Stored records
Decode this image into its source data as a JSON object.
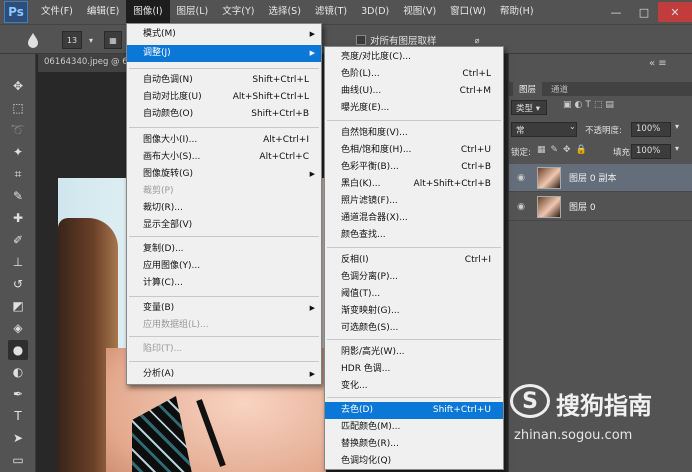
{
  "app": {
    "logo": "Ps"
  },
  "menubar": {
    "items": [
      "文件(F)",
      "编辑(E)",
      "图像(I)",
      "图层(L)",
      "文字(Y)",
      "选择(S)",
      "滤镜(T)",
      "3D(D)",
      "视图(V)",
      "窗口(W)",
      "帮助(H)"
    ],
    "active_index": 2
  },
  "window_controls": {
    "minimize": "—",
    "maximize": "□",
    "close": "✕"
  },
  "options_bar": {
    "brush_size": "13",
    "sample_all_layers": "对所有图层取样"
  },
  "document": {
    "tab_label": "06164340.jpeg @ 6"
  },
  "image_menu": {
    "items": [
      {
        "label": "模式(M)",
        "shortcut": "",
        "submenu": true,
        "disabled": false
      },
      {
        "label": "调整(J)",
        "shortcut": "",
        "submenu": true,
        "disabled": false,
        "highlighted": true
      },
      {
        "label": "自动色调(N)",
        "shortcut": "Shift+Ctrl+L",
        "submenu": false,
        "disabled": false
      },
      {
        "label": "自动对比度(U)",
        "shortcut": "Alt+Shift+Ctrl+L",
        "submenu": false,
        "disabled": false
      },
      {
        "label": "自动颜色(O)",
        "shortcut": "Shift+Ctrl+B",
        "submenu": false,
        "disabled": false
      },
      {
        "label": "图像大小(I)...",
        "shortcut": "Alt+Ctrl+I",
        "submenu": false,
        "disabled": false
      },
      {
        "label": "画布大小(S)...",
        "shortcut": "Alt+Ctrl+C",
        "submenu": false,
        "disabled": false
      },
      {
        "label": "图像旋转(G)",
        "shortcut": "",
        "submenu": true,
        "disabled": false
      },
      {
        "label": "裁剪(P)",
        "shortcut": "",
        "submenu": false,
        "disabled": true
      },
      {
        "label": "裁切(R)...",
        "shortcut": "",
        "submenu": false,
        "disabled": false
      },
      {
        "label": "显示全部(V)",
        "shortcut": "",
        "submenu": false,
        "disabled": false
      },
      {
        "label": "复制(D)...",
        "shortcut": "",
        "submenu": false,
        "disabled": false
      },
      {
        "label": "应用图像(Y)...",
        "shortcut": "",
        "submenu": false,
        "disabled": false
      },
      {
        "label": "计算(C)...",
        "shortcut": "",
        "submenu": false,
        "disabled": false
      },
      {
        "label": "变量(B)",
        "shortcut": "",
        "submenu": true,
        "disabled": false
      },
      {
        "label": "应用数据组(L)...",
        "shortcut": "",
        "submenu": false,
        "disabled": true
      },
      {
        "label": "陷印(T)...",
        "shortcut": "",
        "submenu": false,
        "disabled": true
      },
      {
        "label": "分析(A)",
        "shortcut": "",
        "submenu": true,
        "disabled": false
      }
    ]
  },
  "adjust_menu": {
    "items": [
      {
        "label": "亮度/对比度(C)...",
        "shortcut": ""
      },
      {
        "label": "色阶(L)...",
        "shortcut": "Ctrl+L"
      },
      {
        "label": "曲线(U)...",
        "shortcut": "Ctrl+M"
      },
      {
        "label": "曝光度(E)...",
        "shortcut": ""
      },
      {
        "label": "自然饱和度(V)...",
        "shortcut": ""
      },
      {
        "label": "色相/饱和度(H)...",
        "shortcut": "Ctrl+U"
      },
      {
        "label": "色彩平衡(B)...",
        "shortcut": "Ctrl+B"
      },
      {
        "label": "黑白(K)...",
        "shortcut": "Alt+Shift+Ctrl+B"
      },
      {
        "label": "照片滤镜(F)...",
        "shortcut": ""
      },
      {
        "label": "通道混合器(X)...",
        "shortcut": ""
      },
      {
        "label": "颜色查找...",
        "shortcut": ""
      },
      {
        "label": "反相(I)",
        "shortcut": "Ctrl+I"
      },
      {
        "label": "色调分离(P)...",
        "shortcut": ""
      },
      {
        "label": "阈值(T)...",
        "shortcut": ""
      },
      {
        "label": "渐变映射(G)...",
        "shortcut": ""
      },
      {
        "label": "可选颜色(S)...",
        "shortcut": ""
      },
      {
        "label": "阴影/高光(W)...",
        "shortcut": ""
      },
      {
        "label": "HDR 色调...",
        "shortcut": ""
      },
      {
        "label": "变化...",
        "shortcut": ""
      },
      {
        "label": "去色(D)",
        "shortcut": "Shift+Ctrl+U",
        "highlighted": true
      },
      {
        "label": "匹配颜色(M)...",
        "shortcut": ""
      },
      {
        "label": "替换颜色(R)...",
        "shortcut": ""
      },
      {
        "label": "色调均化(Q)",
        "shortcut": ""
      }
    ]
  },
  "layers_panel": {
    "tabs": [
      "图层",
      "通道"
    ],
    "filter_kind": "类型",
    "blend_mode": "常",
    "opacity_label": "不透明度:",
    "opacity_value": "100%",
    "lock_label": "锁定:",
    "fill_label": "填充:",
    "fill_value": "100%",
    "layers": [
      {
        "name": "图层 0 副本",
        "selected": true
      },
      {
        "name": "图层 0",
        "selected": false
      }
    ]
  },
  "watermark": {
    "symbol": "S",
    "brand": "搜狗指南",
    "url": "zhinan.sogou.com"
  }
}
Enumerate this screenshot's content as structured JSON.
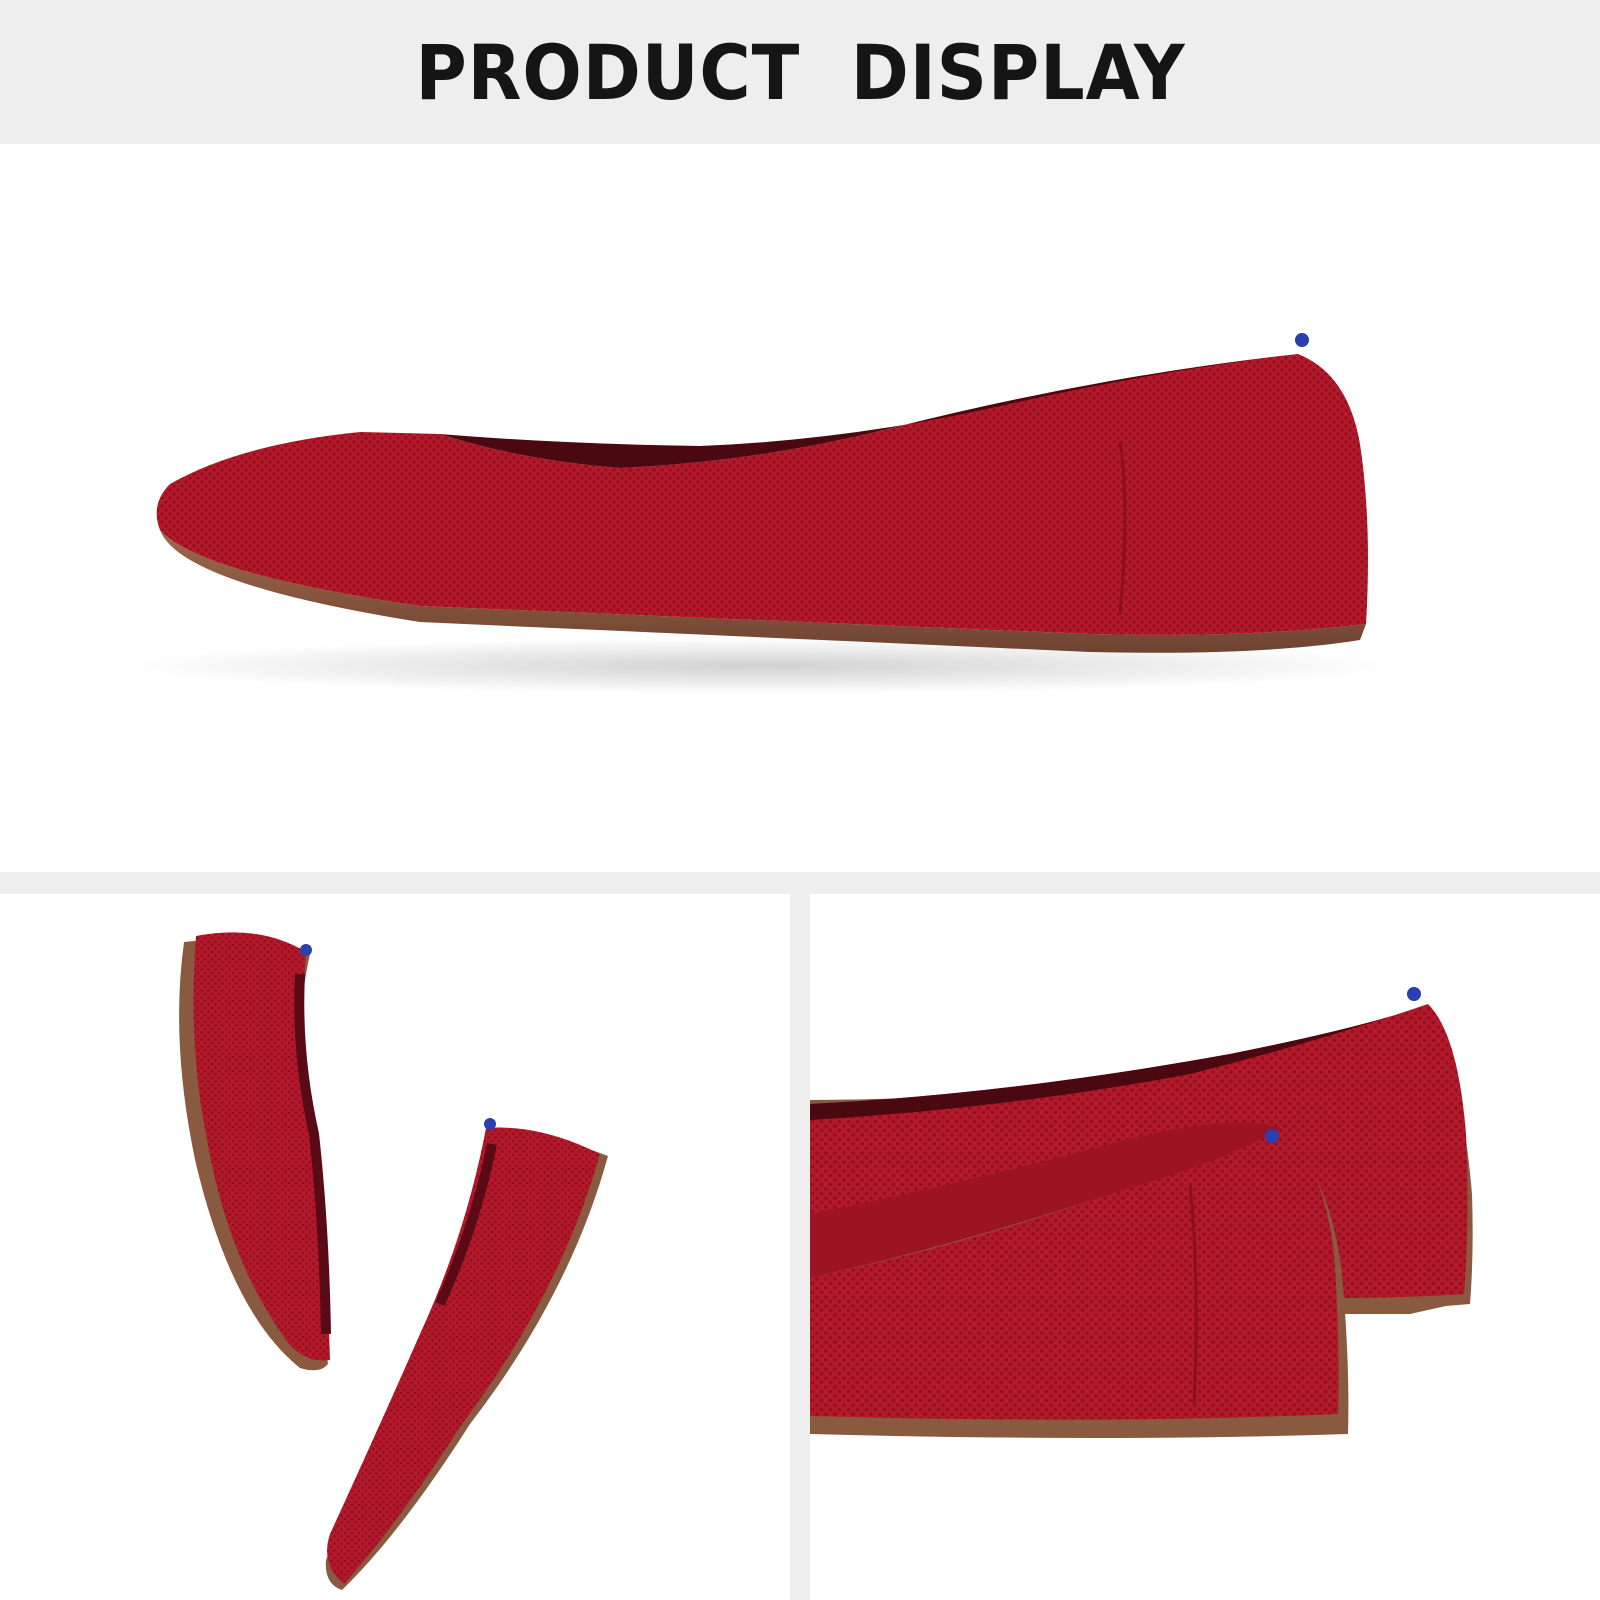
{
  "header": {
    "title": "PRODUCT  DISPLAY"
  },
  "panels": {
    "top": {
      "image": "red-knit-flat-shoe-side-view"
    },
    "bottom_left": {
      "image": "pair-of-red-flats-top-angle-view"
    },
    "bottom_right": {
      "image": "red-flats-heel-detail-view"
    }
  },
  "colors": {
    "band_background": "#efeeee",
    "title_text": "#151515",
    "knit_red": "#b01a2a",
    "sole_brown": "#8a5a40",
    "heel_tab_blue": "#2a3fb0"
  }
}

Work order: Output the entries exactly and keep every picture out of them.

Exercise result:
Decode this image into its source data as a JSON object.
{
  "app": {
    "logo": "Ps"
  },
  "menubar": {
    "items": [
      "文件(F)",
      "编辑(E)",
      "图像(I)",
      "图层(L)",
      "文字(Y)",
      "选择(S)",
      "滤镜(T)",
      "3D(D)",
      "视图(V)",
      "窗口(W)",
      "帮助(H)"
    ],
    "active_index": 2
  },
  "window_controls": {
    "minimize": "—",
    "maximize": "□",
    "close": "✕"
  },
  "options_bar": {
    "brush_size": "13",
    "sample_all_layers": "对所有图层取样"
  },
  "document": {
    "tab_label": "06164340.jpeg @ 6"
  },
  "image_menu": {
    "items": [
      {
        "label": "模式(M)",
        "shortcut": "",
        "submenu": true,
        "disabled": false
      },
      {
        "label": "调整(J)",
        "shortcut": "",
        "submenu": true,
        "disabled": false,
        "highlighted": true
      },
      {
        "label": "自动色调(N)",
        "shortcut": "Shift+Ctrl+L",
        "submenu": false,
        "disabled": false
      },
      {
        "label": "自动对比度(U)",
        "shortcut": "Alt+Shift+Ctrl+L",
        "submenu": false,
        "disabled": false
      },
      {
        "label": "自动颜色(O)",
        "shortcut": "Shift+Ctrl+B",
        "submenu": false,
        "disabled": false
      },
      {
        "label": "图像大小(I)...",
        "shortcut": "Alt+Ctrl+I",
        "submenu": false,
        "disabled": false
      },
      {
        "label": "画布大小(S)...",
        "shortcut": "Alt+Ctrl+C",
        "submenu": false,
        "disabled": false
      },
      {
        "label": "图像旋转(G)",
        "shortcut": "",
        "submenu": true,
        "disabled": false
      },
      {
        "label": "裁剪(P)",
        "shortcut": "",
        "submenu": false,
        "disabled": true
      },
      {
        "label": "裁切(R)...",
        "shortcut": "",
        "submenu": false,
        "disabled": false
      },
      {
        "label": "显示全部(V)",
        "shortcut": "",
        "submenu": false,
        "disabled": false
      },
      {
        "label": "复制(D)...",
        "shortcut": "",
        "submenu": false,
        "disabled": false
      },
      {
        "label": "应用图像(Y)...",
        "shortcut": "",
        "submenu": false,
        "disabled": false
      },
      {
        "label": "计算(C)...",
        "shortcut": "",
        "submenu": false,
        "disabled": false
      },
      {
        "label": "变量(B)",
        "shortcut": "",
        "submenu": true,
        "disabled": false
      },
      {
        "label": "应用数据组(L)...",
        "shortcut": "",
        "submenu": false,
        "disabled": true
      },
      {
        "label": "陷印(T)...",
        "shortcut": "",
        "submenu": false,
        "disabled": true
      },
      {
        "label": "分析(A)",
        "shortcut": "",
        "submenu": true,
        "disabled": false
      }
    ]
  },
  "adjust_menu": {
    "items": [
      {
        "label": "亮度/对比度(C)...",
        "shortcut": ""
      },
      {
        "label": "色阶(L)...",
        "shortcut": "Ctrl+L"
      },
      {
        "label": "曲线(U)...",
        "shortcut": "Ctrl+M"
      },
      {
        "label": "曝光度(E)...",
        "shortcut": ""
      },
      {
        "label": "自然饱和度(V)...",
        "shortcut": ""
      },
      {
        "label": "色相/饱和度(H)...",
        "shortcut": "Ctrl+U"
      },
      {
        "label": "色彩平衡(B)...",
        "shortcut": "Ctrl+B"
      },
      {
        "label": "黑白(K)...",
        "shortcut": "Alt+Shift+Ctrl+B"
      },
      {
        "label": "照片滤镜(F)...",
        "shortcut": ""
      },
      {
        "label": "通道混合器(X)...",
        "shortcut": ""
      },
      {
        "label": "颜色查找...",
        "shortcut": ""
      },
      {
        "label": "反相(I)",
        "shortcut": "Ctrl+I"
      },
      {
        "label": "色调分离(P)...",
        "shortcut": ""
      },
      {
        "label": "阈值(T)...",
        "shortcut": ""
      },
      {
        "label": "渐变映射(G)...",
        "shortcut": ""
      },
      {
        "label": "可选颜色(S)...",
        "shortcut": ""
      },
      {
        "label": "阴影/高光(W)...",
        "shortcut": ""
      },
      {
        "label": "HDR 色调...",
        "shortcut": ""
      },
      {
        "label": "变化...",
        "shortcut": ""
      },
      {
        "label": "去色(D)",
        "shortcut": "Shift+Ctrl+U",
        "highlighted": true
      },
      {
        "label": "匹配颜色(M)...",
        "shortcut": ""
      },
      {
        "label": "替换颜色(R)...",
        "shortcut": ""
      },
      {
        "label": "色调均化(Q)",
        "shortcut": ""
      }
    ]
  },
  "layers_panel": {
    "tabs": [
      "图层",
      "通道"
    ],
    "filter_kind": "类型",
    "blend_mode": "常",
    "opacity_label": "不透明度:",
    "opacity_value": "100%",
    "lock_label": "锁定:",
    "fill_label": "填充:",
    "fill_value": "100%",
    "layers": [
      {
        "name": "图层 0 副本",
        "selected": true
      },
      {
        "name": "图层 0",
        "selected": false
      }
    ]
  },
  "watermark": {
    "symbol": "S",
    "brand": "搜狗指南",
    "url": "zhinan.sogou.com"
  }
}
Enumerate this screenshot's content as structured JSON.
{
  "header": {
    "title": "PRODUCT  DISPLAY"
  },
  "panels": {
    "top": {
      "image": "red-knit-flat-shoe-side-view"
    },
    "bottom_left": {
      "image": "pair-of-red-flats-top-angle-view"
    },
    "bottom_right": {
      "image": "red-flats-heel-detail-view"
    }
  },
  "colors": {
    "band_background": "#efeeee",
    "title_text": "#151515",
    "knit_red": "#b01a2a",
    "sole_brown": "#8a5a40",
    "heel_tab_blue": "#2a3fb0"
  }
}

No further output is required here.